Records for processing =>

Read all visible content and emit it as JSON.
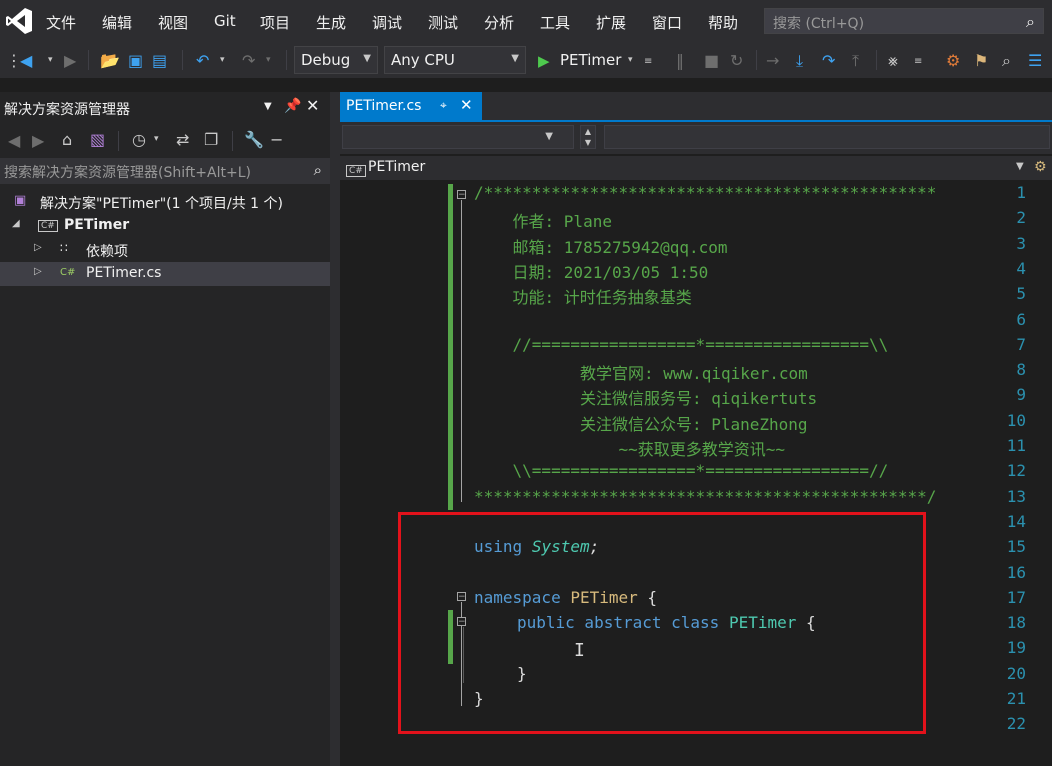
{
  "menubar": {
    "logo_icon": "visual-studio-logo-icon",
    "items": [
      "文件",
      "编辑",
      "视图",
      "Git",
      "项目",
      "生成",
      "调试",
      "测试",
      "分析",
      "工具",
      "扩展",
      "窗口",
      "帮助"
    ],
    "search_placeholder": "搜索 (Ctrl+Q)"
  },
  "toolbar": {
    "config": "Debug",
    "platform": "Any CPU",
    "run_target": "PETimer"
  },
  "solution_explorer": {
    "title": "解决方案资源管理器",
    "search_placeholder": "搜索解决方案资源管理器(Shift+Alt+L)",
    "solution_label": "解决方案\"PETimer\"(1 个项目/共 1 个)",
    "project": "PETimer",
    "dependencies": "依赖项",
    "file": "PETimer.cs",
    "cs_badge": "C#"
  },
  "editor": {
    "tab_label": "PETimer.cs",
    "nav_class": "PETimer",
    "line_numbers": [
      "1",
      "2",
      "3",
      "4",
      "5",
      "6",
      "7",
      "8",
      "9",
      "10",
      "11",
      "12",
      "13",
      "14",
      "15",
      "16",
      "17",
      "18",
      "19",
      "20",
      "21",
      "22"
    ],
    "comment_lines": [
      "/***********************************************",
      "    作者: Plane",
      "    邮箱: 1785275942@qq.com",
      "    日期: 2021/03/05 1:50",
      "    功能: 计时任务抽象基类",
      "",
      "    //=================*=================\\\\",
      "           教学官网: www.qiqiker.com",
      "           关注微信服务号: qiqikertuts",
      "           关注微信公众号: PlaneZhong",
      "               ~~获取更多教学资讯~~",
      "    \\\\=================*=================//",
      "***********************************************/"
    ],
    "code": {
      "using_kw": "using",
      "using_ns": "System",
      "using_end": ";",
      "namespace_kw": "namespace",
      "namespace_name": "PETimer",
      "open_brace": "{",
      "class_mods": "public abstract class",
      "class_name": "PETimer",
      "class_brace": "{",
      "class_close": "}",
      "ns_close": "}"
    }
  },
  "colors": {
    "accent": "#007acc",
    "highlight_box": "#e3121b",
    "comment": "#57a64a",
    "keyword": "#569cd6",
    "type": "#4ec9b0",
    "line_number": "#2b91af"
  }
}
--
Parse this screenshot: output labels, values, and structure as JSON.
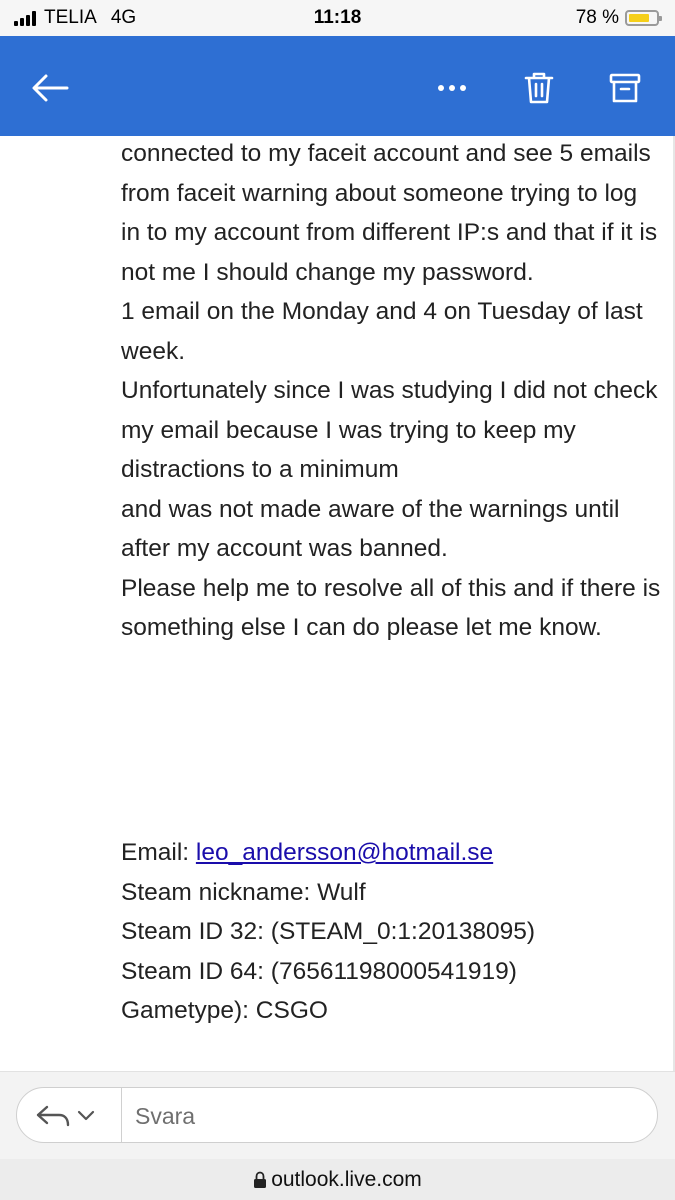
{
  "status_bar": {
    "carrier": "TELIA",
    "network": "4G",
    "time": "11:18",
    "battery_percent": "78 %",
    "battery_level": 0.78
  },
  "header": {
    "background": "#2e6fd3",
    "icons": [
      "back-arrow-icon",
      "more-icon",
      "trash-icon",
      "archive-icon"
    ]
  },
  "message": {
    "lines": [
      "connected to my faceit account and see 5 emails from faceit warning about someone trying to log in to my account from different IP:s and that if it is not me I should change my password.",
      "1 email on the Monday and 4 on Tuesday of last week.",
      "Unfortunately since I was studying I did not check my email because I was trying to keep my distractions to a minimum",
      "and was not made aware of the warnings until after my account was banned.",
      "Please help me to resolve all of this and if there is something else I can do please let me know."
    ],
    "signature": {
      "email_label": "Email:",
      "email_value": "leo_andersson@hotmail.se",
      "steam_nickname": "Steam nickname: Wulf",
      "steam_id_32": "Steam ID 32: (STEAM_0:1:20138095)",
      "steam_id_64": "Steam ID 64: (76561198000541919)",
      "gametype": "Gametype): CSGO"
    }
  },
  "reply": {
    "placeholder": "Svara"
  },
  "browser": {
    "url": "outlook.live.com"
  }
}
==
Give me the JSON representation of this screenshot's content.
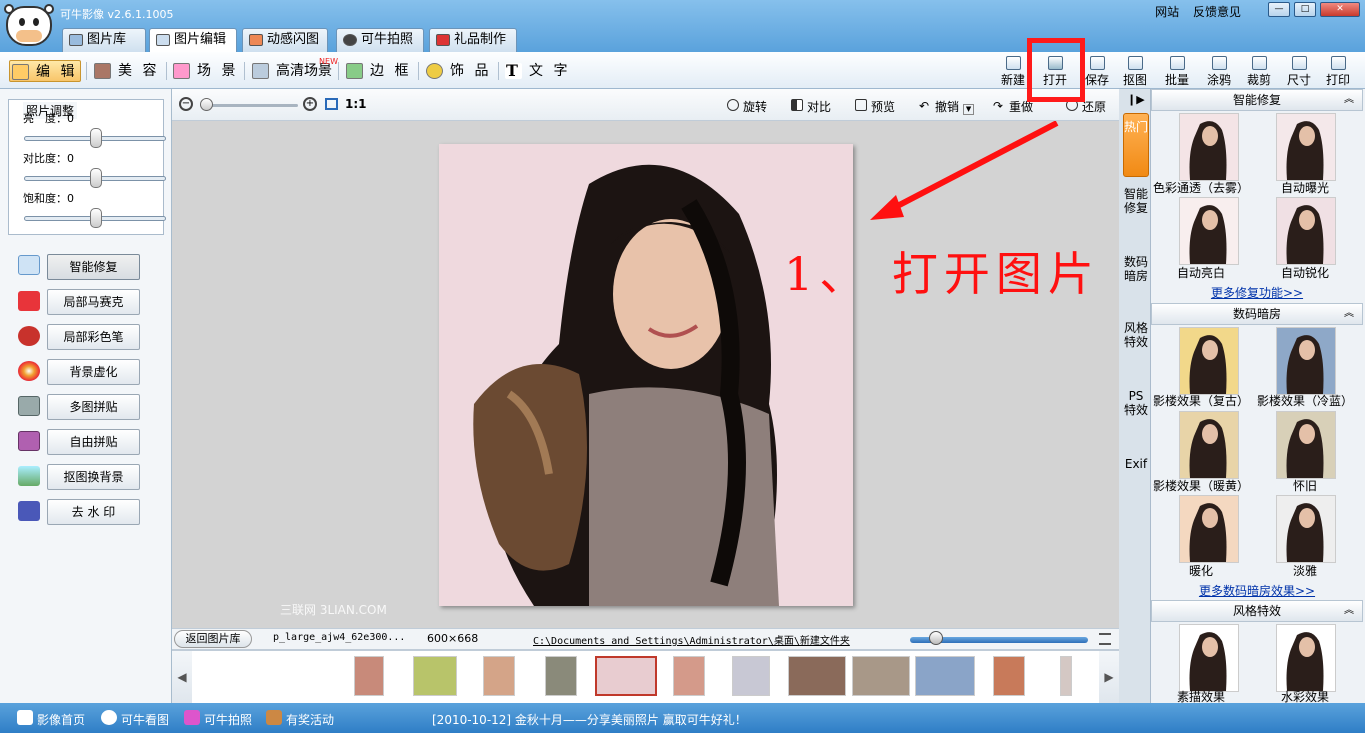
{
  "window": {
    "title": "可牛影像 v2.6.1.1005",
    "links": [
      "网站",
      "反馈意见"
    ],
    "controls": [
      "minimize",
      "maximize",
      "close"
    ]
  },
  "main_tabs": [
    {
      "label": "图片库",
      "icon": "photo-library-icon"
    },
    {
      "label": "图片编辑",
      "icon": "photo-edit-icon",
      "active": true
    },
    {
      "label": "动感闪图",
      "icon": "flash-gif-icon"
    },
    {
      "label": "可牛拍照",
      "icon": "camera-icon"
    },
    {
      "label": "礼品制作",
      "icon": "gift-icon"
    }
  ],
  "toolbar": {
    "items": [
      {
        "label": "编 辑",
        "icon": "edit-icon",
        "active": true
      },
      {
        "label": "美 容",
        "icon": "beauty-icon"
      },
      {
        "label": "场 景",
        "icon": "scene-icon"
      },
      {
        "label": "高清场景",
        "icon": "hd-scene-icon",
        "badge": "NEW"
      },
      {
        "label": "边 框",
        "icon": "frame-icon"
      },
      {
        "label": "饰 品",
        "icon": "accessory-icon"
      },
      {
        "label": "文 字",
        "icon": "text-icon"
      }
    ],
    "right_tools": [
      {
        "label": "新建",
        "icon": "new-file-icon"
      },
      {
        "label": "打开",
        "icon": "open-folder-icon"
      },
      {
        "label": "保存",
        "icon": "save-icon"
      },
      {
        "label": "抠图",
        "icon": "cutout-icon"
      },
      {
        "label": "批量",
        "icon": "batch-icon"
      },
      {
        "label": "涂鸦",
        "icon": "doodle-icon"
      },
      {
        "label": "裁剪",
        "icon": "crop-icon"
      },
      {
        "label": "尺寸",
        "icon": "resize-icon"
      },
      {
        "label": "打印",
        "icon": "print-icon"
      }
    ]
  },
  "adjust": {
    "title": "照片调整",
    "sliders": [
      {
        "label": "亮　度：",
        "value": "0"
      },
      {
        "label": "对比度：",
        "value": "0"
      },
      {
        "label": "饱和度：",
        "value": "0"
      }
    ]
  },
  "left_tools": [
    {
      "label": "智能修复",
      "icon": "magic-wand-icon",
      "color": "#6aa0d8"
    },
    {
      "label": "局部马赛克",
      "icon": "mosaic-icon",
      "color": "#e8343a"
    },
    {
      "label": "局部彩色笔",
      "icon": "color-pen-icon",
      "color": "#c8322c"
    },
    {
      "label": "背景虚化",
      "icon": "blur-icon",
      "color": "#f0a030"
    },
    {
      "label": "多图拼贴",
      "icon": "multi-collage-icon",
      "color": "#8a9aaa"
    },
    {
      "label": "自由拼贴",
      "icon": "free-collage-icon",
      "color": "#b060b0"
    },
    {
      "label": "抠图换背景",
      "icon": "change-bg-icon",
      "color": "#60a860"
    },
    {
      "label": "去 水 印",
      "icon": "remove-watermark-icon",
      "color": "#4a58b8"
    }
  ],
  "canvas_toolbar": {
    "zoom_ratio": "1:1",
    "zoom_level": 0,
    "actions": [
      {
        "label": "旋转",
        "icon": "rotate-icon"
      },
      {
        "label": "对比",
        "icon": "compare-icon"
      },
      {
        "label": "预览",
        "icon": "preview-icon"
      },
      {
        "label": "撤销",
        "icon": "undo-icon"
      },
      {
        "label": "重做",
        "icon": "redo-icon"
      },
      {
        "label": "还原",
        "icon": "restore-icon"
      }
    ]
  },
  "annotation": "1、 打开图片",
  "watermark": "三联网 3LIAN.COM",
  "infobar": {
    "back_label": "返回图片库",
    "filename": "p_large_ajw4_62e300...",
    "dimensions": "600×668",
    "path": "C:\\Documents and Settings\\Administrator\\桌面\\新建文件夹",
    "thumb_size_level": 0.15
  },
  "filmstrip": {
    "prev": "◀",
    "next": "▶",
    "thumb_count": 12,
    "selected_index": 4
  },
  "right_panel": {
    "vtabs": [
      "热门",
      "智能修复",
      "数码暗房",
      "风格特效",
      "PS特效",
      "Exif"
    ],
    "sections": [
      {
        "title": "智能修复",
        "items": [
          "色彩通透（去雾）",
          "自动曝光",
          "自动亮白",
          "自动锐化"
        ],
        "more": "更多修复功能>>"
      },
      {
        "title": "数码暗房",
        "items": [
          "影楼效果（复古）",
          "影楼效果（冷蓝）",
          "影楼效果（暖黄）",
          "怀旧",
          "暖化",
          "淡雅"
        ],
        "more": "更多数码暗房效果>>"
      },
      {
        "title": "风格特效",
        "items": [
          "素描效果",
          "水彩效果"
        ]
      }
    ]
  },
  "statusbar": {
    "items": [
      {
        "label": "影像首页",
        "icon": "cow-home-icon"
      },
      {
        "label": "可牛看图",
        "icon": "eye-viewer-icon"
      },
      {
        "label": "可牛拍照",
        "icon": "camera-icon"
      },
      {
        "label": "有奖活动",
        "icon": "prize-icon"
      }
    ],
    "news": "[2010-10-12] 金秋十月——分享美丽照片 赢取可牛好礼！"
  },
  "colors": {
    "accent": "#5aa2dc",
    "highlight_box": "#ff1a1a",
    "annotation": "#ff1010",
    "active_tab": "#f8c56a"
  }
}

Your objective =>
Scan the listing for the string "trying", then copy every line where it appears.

Output =>
      "connected to my faceit account and see 5 emails from faceit warning about someone trying to log in to my account from different IP:s and that if it is not me I should change my password.",
      "Unfortunately since I was studying I did not check my email because I was trying to keep my distractions to a minimum",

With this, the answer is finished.